9,000 Wealthy Chinese Escape Mainland Taxes Via Gambian Residency Loophole

Hong Kong
Hong Kong skyline. Reuters

Mainland Chinese residents are taking advantage of a loophole in the Hong Kong Capital Investment Entrant Scheme (CIES) by moving to a foreign country before arriving in Hong Kong as a resident.

According to a report in the South China Morning Post, the scheme was started in 2003 to attract foreign investment to Hong Kong if the applicant was willing to invest HK$10 million(US$1.25 million) in the city. However, the scheme isn’t open to Chinese residents unless they are a permanent resident in another foreign country.

And for 9000 Chinese people, that country is Gambia, Africa’s smallest country. Gambia does not have any diplomatic ties with Beijing and doesn’t even recognize the PRC as a legitimate government.

It costs a little over HK$100,000 (US$12,000) to apply for Gambian residency, and no visit is required to the country. To date, just over 9,000 CIES applicants come from The Gambia, according to Hong Kong immigration figures, with only 309 mainland Chinese residents actually electing to live in the country.  

Hong Kong is an attractive place for wealthy Chinese investors as it exempts them from tax in mainland China if they are away for more than 183 days.

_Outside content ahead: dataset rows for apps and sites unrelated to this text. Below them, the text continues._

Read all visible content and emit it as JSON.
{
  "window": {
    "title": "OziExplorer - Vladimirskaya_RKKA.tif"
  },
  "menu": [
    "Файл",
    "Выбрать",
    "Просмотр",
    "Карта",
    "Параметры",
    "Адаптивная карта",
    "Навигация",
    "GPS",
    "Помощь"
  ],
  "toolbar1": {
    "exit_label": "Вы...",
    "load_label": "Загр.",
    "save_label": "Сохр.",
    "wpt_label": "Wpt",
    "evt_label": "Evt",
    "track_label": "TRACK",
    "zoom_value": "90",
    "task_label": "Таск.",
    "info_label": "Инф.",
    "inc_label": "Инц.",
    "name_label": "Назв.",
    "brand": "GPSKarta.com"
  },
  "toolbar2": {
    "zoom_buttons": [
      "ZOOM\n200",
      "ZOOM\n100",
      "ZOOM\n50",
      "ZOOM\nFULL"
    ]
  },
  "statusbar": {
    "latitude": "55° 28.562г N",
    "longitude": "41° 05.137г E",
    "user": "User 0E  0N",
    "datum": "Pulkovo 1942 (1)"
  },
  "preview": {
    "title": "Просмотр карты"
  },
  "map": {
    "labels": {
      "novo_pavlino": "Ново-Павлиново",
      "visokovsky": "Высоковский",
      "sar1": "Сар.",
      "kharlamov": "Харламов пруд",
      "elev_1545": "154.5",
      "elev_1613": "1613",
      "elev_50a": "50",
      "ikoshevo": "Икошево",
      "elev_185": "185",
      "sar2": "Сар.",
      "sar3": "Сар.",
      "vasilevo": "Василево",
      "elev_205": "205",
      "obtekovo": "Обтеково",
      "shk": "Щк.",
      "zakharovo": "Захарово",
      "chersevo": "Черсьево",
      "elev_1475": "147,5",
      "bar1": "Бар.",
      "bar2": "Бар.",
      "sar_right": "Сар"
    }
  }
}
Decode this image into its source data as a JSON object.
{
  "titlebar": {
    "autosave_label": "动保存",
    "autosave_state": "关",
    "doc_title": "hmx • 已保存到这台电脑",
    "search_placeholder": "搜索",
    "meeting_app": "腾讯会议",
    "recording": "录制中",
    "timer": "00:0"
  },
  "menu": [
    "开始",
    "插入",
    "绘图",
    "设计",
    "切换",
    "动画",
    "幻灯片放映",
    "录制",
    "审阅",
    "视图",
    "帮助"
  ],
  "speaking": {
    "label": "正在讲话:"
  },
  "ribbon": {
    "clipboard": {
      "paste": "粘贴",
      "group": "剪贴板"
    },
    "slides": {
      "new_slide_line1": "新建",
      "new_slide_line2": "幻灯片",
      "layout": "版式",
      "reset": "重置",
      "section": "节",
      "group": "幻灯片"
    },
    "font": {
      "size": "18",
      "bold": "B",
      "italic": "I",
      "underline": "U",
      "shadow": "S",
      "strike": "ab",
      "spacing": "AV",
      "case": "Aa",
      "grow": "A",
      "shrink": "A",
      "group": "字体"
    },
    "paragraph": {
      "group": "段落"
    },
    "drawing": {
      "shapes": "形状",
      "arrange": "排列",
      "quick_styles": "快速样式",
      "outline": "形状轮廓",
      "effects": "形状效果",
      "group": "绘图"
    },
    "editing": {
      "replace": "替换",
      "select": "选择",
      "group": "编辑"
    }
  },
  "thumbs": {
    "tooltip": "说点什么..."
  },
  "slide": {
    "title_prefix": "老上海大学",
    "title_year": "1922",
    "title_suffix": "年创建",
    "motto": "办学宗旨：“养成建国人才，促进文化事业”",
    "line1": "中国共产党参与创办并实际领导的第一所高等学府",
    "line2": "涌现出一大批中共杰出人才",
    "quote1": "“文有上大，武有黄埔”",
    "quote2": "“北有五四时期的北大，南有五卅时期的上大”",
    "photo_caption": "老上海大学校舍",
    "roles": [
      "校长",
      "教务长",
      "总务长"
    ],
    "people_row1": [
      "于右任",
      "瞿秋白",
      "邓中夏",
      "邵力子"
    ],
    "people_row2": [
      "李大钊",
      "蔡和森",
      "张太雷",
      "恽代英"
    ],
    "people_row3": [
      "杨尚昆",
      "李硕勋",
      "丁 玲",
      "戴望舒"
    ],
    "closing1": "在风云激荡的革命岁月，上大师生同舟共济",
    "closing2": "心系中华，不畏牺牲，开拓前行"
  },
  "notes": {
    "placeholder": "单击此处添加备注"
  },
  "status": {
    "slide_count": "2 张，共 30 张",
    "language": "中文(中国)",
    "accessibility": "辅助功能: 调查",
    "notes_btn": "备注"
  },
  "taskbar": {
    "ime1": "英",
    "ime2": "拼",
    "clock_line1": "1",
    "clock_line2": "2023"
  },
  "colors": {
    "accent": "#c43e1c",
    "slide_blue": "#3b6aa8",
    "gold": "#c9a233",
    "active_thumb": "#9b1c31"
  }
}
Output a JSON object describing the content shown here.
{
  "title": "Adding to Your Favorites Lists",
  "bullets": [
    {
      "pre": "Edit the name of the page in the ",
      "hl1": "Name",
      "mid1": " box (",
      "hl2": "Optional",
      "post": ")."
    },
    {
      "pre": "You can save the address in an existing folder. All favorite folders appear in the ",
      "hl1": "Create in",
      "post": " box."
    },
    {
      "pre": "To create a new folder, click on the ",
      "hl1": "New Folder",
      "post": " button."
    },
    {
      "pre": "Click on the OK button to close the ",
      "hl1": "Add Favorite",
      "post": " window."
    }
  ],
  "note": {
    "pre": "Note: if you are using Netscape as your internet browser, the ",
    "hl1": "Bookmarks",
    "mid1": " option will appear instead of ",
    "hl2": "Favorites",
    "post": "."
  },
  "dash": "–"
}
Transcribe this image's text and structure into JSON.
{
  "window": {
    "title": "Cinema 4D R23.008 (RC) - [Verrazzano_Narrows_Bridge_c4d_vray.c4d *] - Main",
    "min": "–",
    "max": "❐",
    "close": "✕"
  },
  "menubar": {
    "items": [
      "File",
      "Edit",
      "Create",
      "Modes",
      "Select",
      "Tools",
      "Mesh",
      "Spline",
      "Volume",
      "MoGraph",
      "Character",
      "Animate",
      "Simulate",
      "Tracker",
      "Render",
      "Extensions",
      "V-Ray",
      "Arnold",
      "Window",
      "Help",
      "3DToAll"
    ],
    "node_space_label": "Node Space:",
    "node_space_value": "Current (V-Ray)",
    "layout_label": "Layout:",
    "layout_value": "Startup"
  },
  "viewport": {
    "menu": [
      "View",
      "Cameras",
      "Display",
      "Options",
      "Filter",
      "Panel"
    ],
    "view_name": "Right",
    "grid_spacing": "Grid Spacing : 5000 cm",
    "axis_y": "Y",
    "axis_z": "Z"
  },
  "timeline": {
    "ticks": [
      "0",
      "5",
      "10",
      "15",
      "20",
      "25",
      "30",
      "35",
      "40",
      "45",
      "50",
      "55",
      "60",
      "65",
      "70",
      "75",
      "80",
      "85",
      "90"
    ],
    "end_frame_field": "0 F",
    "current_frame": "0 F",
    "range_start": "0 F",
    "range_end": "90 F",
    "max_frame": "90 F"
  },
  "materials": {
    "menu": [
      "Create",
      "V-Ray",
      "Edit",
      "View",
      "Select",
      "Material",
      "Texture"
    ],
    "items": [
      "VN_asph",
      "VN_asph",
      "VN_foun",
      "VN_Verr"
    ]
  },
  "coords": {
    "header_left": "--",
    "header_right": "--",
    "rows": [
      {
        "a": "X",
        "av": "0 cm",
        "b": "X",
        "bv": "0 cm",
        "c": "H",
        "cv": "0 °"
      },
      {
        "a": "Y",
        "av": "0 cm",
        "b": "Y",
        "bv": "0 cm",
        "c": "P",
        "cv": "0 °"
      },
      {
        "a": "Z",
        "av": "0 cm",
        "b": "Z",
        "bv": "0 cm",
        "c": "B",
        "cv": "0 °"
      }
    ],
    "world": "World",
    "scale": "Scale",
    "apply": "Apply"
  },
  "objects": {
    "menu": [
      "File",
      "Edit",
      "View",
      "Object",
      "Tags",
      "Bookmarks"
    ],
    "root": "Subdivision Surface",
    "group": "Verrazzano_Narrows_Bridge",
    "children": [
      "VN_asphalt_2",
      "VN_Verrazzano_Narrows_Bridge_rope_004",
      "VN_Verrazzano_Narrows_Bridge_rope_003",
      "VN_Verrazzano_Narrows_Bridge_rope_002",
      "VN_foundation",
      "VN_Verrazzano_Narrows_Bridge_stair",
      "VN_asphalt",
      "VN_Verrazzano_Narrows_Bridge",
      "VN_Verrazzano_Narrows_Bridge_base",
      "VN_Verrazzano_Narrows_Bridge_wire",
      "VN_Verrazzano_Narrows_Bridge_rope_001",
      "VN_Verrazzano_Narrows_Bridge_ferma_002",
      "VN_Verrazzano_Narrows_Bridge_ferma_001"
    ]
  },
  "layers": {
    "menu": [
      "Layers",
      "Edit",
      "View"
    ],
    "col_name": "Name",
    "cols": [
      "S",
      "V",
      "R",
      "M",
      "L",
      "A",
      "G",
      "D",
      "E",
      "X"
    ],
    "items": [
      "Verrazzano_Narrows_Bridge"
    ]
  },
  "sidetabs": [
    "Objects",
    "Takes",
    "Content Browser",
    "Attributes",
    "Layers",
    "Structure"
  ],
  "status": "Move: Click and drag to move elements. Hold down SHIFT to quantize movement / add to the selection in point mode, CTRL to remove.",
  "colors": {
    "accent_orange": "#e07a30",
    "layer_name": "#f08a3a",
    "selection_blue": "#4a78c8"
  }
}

The loophole is widely advertised by Hong Kong-based immigration consultants who offer citizenship in Guinea-Bissau, which has just under 3,000 Chinese residents. 

Share this article